EXERCISE DIRECTIONS:
Please print the entries exactly, omitting each image.
▼▼▼
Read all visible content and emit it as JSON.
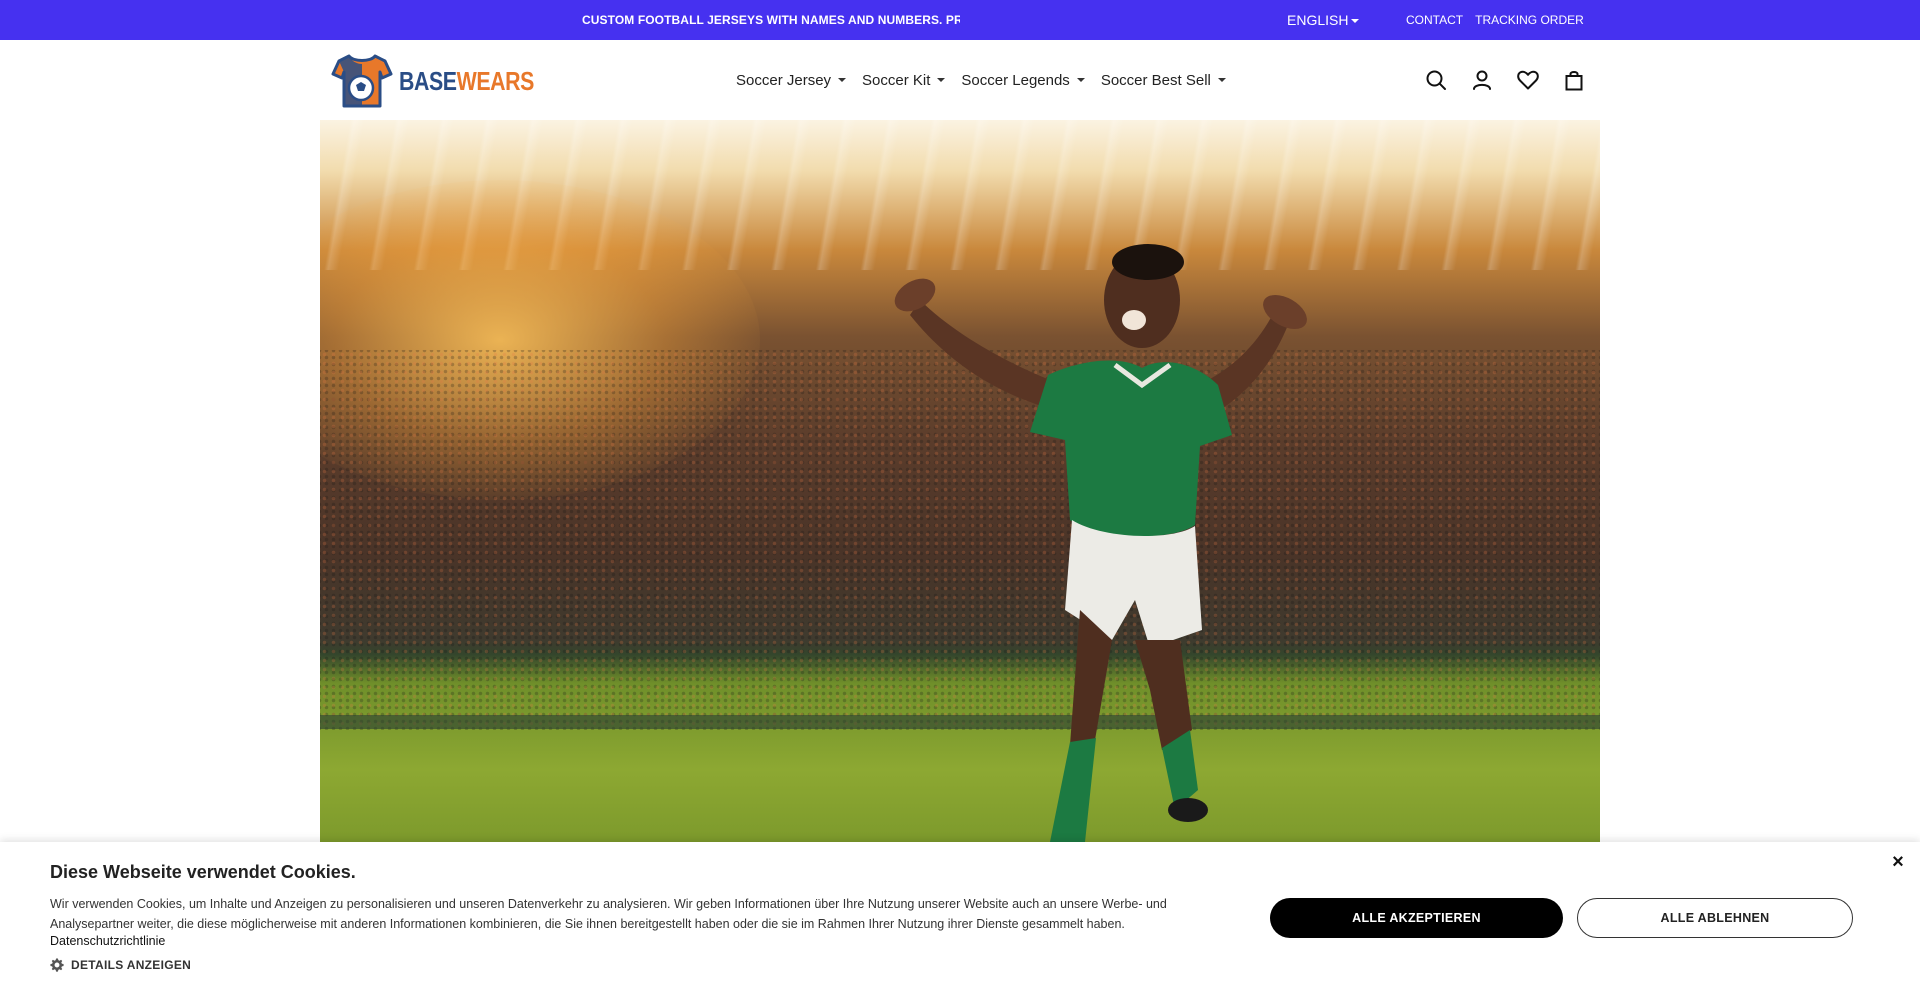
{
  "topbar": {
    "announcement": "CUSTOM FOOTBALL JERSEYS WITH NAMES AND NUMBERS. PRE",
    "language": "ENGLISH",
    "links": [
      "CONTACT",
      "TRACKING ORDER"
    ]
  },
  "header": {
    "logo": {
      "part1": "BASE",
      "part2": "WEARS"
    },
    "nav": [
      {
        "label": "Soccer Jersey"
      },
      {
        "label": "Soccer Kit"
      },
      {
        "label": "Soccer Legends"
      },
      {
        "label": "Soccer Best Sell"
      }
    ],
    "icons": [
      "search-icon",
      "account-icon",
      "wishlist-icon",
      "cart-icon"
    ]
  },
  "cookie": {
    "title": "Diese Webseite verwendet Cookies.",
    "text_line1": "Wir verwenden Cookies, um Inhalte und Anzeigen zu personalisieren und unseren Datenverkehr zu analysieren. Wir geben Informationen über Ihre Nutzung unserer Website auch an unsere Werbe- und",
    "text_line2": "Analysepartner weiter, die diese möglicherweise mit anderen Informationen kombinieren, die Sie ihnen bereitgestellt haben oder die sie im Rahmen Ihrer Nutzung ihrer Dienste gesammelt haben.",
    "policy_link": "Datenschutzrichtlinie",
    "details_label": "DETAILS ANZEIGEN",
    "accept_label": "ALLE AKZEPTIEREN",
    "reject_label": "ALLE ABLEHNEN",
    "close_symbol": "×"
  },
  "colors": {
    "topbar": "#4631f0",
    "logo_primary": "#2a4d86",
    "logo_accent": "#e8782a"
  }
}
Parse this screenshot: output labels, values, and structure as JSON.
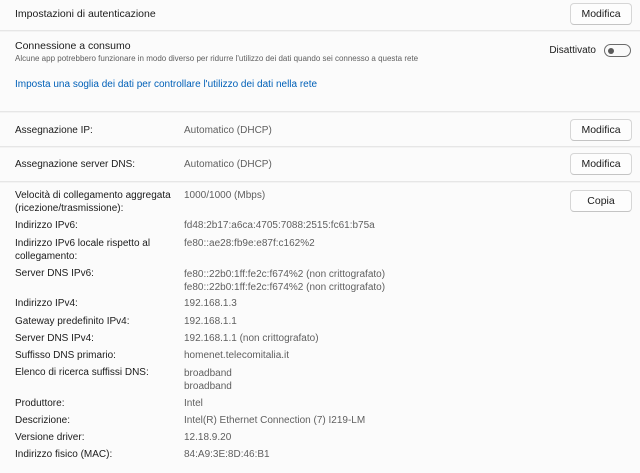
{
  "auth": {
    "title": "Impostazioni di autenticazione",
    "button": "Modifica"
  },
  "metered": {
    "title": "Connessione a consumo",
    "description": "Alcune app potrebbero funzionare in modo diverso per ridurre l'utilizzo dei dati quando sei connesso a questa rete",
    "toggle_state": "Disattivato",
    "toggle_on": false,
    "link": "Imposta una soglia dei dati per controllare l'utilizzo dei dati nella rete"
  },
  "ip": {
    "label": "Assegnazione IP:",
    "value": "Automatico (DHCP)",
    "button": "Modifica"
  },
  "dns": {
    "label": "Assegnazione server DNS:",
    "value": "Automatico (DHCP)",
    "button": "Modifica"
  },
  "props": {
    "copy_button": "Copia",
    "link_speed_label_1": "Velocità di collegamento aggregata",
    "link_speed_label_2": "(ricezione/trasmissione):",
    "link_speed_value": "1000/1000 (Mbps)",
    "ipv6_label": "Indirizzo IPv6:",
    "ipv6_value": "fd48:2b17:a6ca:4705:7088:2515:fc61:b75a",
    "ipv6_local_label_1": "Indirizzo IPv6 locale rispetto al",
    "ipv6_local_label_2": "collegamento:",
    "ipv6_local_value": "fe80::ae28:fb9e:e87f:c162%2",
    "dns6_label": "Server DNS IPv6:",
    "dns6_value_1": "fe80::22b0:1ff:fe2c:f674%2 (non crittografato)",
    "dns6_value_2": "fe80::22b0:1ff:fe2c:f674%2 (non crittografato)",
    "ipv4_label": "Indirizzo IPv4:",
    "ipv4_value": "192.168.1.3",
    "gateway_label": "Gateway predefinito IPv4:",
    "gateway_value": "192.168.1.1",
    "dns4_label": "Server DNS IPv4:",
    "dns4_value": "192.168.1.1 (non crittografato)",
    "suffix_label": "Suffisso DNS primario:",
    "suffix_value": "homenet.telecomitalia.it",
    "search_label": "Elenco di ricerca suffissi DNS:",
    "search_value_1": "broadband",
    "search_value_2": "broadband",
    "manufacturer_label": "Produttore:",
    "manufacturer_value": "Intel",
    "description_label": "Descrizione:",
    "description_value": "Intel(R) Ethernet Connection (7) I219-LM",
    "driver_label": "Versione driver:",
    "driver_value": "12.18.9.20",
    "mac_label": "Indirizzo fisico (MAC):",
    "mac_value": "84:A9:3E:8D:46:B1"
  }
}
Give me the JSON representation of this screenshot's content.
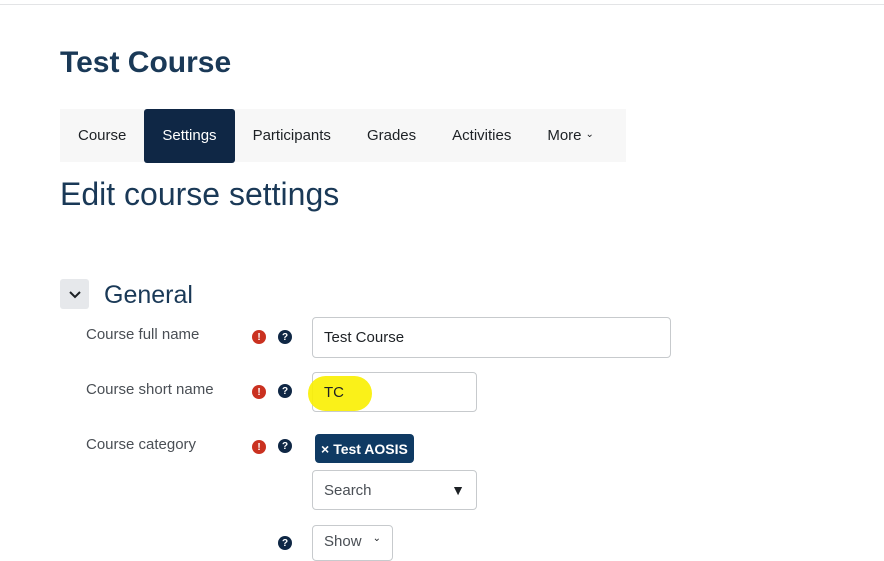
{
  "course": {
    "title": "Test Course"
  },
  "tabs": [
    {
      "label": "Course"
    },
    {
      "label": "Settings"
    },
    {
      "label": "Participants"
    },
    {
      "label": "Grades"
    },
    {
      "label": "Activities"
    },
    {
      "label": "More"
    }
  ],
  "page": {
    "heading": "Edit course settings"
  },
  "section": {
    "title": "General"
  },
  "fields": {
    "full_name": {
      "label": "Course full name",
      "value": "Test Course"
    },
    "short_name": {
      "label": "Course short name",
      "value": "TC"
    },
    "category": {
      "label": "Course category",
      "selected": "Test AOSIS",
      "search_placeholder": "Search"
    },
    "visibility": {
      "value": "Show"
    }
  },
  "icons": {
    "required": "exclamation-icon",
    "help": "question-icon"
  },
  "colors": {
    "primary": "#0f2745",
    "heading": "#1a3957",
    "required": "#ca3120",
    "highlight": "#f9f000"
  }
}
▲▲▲
RESULT OF THIS EXERCISE:
Read all visible content and emit it as JSON.
{
  "topbar": {
    "announcement": "CUSTOM FOOTBALL JERSEYS WITH NAMES AND NUMBERS. PRE",
    "language": "ENGLISH",
    "links": [
      "CONTACT",
      "TRACKING ORDER"
    ]
  },
  "header": {
    "logo": {
      "part1": "BASE",
      "part2": "WEARS"
    },
    "nav": [
      {
        "label": "Soccer Jersey"
      },
      {
        "label": "Soccer Kit"
      },
      {
        "label": "Soccer Legends"
      },
      {
        "label": "Soccer Best Sell"
      }
    ],
    "icons": [
      "search-icon",
      "account-icon",
      "wishlist-icon",
      "cart-icon"
    ]
  },
  "cookie": {
    "title": "Diese Webseite verwendet Cookies.",
    "text_line1": "Wir verwenden Cookies, um Inhalte und Anzeigen zu personalisieren und unseren Datenverkehr zu analysieren. Wir geben Informationen über Ihre Nutzung unserer Website auch an unsere Werbe- und",
    "text_line2": "Analysepartner weiter, die diese möglicherweise mit anderen Informationen kombinieren, die Sie ihnen bereitgestellt haben oder die sie im Rahmen Ihrer Nutzung ihrer Dienste gesammelt haben.",
    "policy_link": "Datenschutzrichtlinie",
    "details_label": "DETAILS ANZEIGEN",
    "accept_label": "ALLE AKZEPTIEREN",
    "reject_label": "ALLE ABLEHNEN",
    "close_symbol": "×"
  },
  "colors": {
    "topbar": "#4631f0",
    "logo_primary": "#2a4d86",
    "logo_accent": "#e8782a"
  }
}
Parse this screenshot: output labels, values, and structure as JSON.
{
  "auth": {
    "title": "Impostazioni di autenticazione",
    "button": "Modifica"
  },
  "metered": {
    "title": "Connessione a consumo",
    "description": "Alcune app potrebbero funzionare in modo diverso per ridurre l'utilizzo dei dati quando sei connesso a questa rete",
    "toggle_state": "Disattivato",
    "toggle_on": false,
    "link": "Imposta una soglia dei dati per controllare l'utilizzo dei dati nella rete"
  },
  "ip": {
    "label": "Assegnazione IP:",
    "value": "Automatico (DHCP)",
    "button": "Modifica"
  },
  "dns": {
    "label": "Assegnazione server DNS:",
    "value": "Automatico (DHCP)",
    "button": "Modifica"
  },
  "props": {
    "copy_button": "Copia",
    "link_speed_label_1": "Velocità di collegamento aggregata",
    "link_speed_label_2": "(ricezione/trasmissione):",
    "link_speed_value": "1000/1000 (Mbps)",
    "ipv6_label": "Indirizzo IPv6:",
    "ipv6_value": "fd48:2b17:a6ca:4705:7088:2515:fc61:b75a",
    "ipv6_local_label_1": "Indirizzo IPv6 locale rispetto al",
    "ipv6_local_label_2": "collegamento:",
    "ipv6_local_value": "fe80::ae28:fb9e:e87f:c162%2",
    "dns6_label": "Server DNS IPv6:",
    "dns6_value_1": "fe80::22b0:1ff:fe2c:f674%2 (non crittografato)",
    "dns6_value_2": "fe80::22b0:1ff:fe2c:f674%2 (non crittografato)",
    "ipv4_label": "Indirizzo IPv4:",
    "ipv4_value": "192.168.1.3",
    "gateway_label": "Gateway predefinito IPv4:",
    "gateway_value": "192.168.1.1",
    "dns4_label": "Server DNS IPv4:",
    "dns4_value": "192.168.1.1 (non crittografato)",
    "suffix_label": "Suffisso DNS primario:",
    "suffix_value": "homenet.telecomitalia.it",
    "search_label": "Elenco di ricerca suffissi DNS:",
    "search_value_1": "broadband",
    "search_value_2": "broadband",
    "manufacturer_label": "Produttore:",
    "manufacturer_value": "Intel",
    "description_label": "Descrizione:",
    "description_value": "Intel(R) Ethernet Connection (7) I219-LM",
    "driver_label": "Versione driver:",
    "driver_value": "12.18.9.20",
    "mac_label": "Indirizzo fisico (MAC):",
    "mac_value": "84:A9:3E:8D:46:B1"
  }
}
Give me the JSON representation of this screenshot's content.
{
  "course": {
    "title": "Test Course"
  },
  "tabs": [
    {
      "label": "Course"
    },
    {
      "label": "Settings"
    },
    {
      "label": "Participants"
    },
    {
      "label": "Grades"
    },
    {
      "label": "Activities"
    },
    {
      "label": "More"
    }
  ],
  "page": {
    "heading": "Edit course settings"
  },
  "section": {
    "title": "General"
  },
  "fields": {
    "full_name": {
      "label": "Course full name",
      "value": "Test Course"
    },
    "short_name": {
      "label": "Course short name",
      "value": "TC"
    },
    "category": {
      "label": "Course category",
      "selected": "Test AOSIS",
      "search_placeholder": "Search"
    },
    "visibility": {
      "value": "Show"
    }
  },
  "icons": {
    "required": "exclamation-icon",
    "help": "question-icon"
  },
  "colors": {
    "primary": "#0f2745",
    "heading": "#1a3957",
    "required": "#ca3120",
    "highlight": "#f9f000"
  }
}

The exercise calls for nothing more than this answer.